Back to Basics – Creating Structural Content for Revit

It’s always a good idea to review the basics of what we do daily just in case we are missing a trick. It is all too easy to do the same thing day in, day out. In this blog I’m going to look at some basic structural elements and consider how custom Revit content could be created to save time and make detailing more consistent and robust.

Back to Basics – Creating Structural Content for Revit

I often think of Revit as a digital Lego set. You have a certain number of pieces to assemble a structure, but the limitation is the variety of ‘bricks’ that are provided. For example, the three bricks below can only build simple, box like structures.

The great thing with Revit is that we can create our own parametric families that are either bespoke to a project or for use in many projects. The custom families give Revit the flexibility needed to create any type of family with fast and efficient placement into projects.

Let’s start with a simple example - the humble pile family.

All too often, the default out of the box single pile, Pile-Steel Pipe.rfa is used for most projects. Whilst this is perfectly functional for most applications it may not deliver the best output and placement options. For example, the two images below show some typical ways of depicting piling in a plan view. The first image is perhaps appropriate when showing a piling layout, ideal for scales 1:100 where the pile may want to be displayed as a symbolic symbol. The second is useful for general arrangement plans and shows the pile in hidden detail under the pile cap. You can also see the pilling on the third image displaying the hidden detail for the embedment and the break symbol to curtail the full piling length.

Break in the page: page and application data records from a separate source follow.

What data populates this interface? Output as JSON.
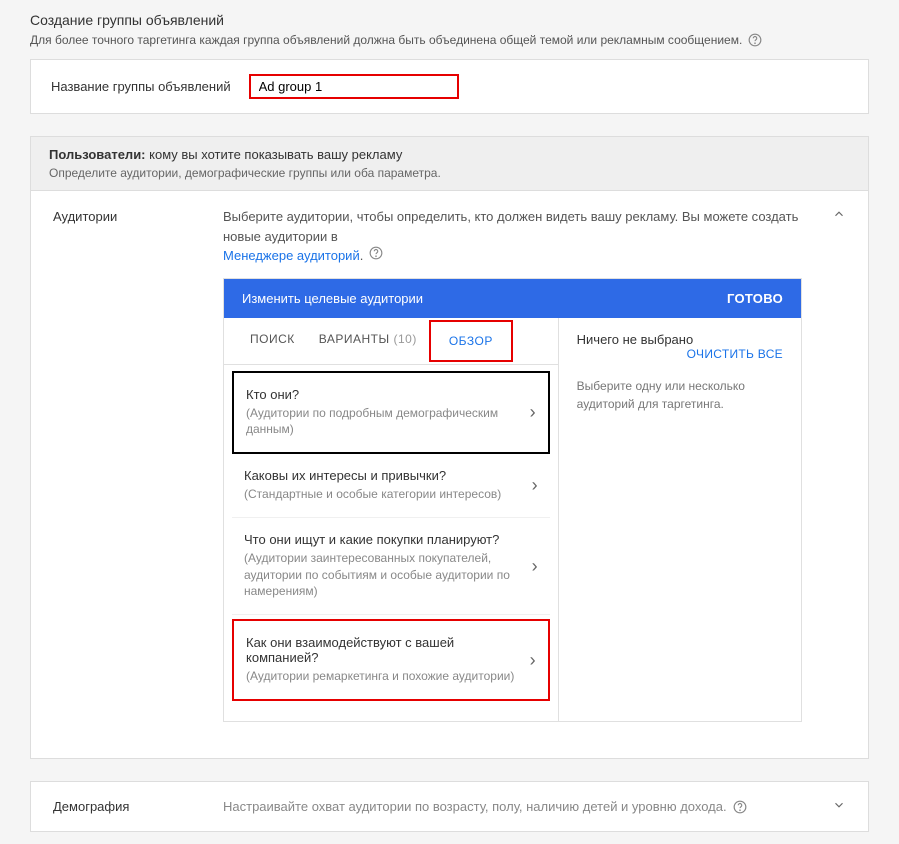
{
  "page": {
    "title": "Создание группы объявлений",
    "subtitle": "Для более точного таргетинга каждая группа объявлений должна быть объединена общей темой или рекламным сообщением."
  },
  "adgroup": {
    "label": "Название группы объявлений",
    "value": "Ad group 1"
  },
  "users": {
    "prefix": "Пользователи:",
    "rest": " кому вы хотите показывать вашу рекламу",
    "sub": "Определите аудитории, демографические группы или оба параметра."
  },
  "audiences": {
    "section_label": "Аудитории",
    "desc_part1": "Выберите аудитории, чтобы определить, кто должен видеть вашу рекламу.  Вы можете создать новые аудитории в ",
    "desc_link": "Менеджере аудиторий",
    "panel_title": "Изменить целевые аудитории",
    "done": "ГОТОВО",
    "tabs": {
      "search": "ПОИСК",
      "ideas": "ВАРИАНТЫ",
      "ideas_count": "(10)",
      "browse": "ОБЗОР"
    },
    "categories": [
      {
        "title": "Кто они?",
        "sub": "(Аудитории по подробным демографическим данным)"
      },
      {
        "title": "Каковы их интересы и привычки?",
        "sub": "(Стандартные и особые категории интересов)"
      },
      {
        "title": "Что они ищут и какие покупки планируют?",
        "sub": "(Аудитории заинтересованных покупателей, аудитории по событиям и особые аудитории по намерениям)"
      },
      {
        "title": "Как они взаимодействуют с вашей компанией?",
        "sub": "(Аудитории ремаркетинга и похожие аудитории)"
      }
    ],
    "none_selected": "Ничего не выбрано",
    "clear_all": "ОЧИСТИТЬ ВСЕ",
    "select_prompt": "Выберите одну или несколько аудиторий для таргетинга."
  },
  "demography": {
    "label": "Демография",
    "desc": "Настраивайте охват аудитории по возрасту, полу, наличию детей и уровню дохода."
  }
}
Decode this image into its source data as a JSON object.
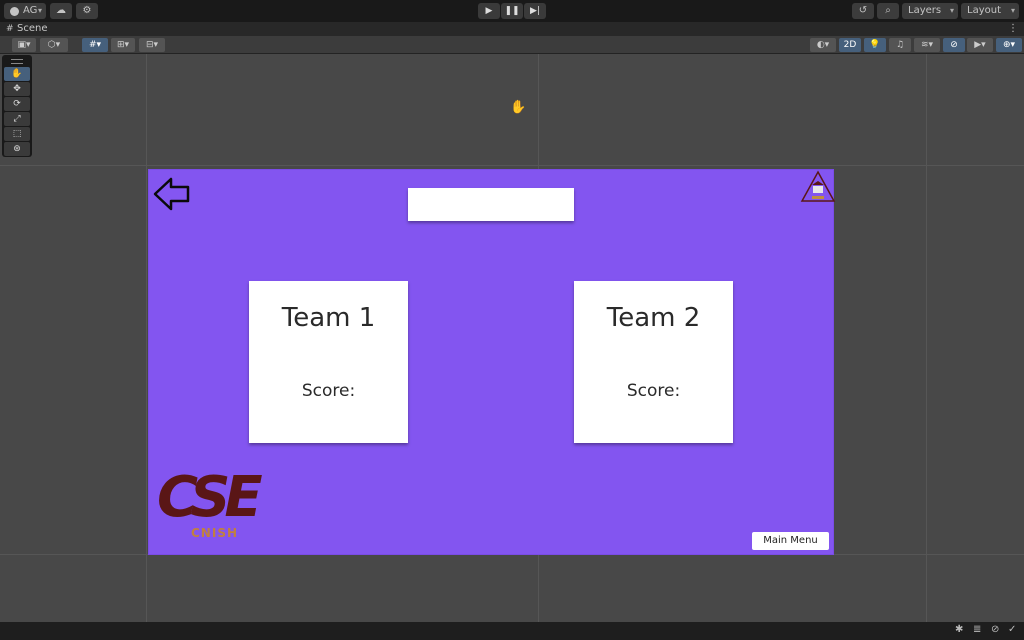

The default pile family, when opened in the family editor, shows us the default Reference Planes which only run through the centre of the pile. This means that you cannot dimension the pile in elevation in a project. The default method of placement is to place the pile on a plane which is quite slow when multiple levels are required. This means you can’t snap a spot coordinate to the centre of the pile. This is simply down to the default family’s behaviour.

Once you place the piles, you will also need to detail these manually in a section or elevation with the break symbol. If the pile moves, you will also need to move the details.

How can we make this more efficient?

There are a few ways to improve your efficiency. One method is to create a face-based pile with all the relevant detailing built in. This means that if the pile cap, ground beam or foundation slab changed level, the piles will automatically move. The 2D details such as the symbolic view and pile break symbol are automatically added as the piles are modelled. You can also snap a spot coordinate onto the centre of the pile with confidence.

You can start by creating a new family using the Metric Generic Model face-based Revit family template. As there are a number of steps when creating the family, I have provided a short video with step by step instructions for the creation of the pile family.

You can make improvements to many of the default families which will save you time, increase your detailing efficiency and improve drawing consistency.

Have you considered Revit courses to improve your skills?

Start with our Revit Structure Fundamentals training course to learn the basics.

Then you're set to move onto more advanced Revit course, such as Revit Structure Content Creation.

For more information on our full range of Revit courses, visit our website here:

Alternately, give us a call to discuss your businesses requirements: 0345 370 1444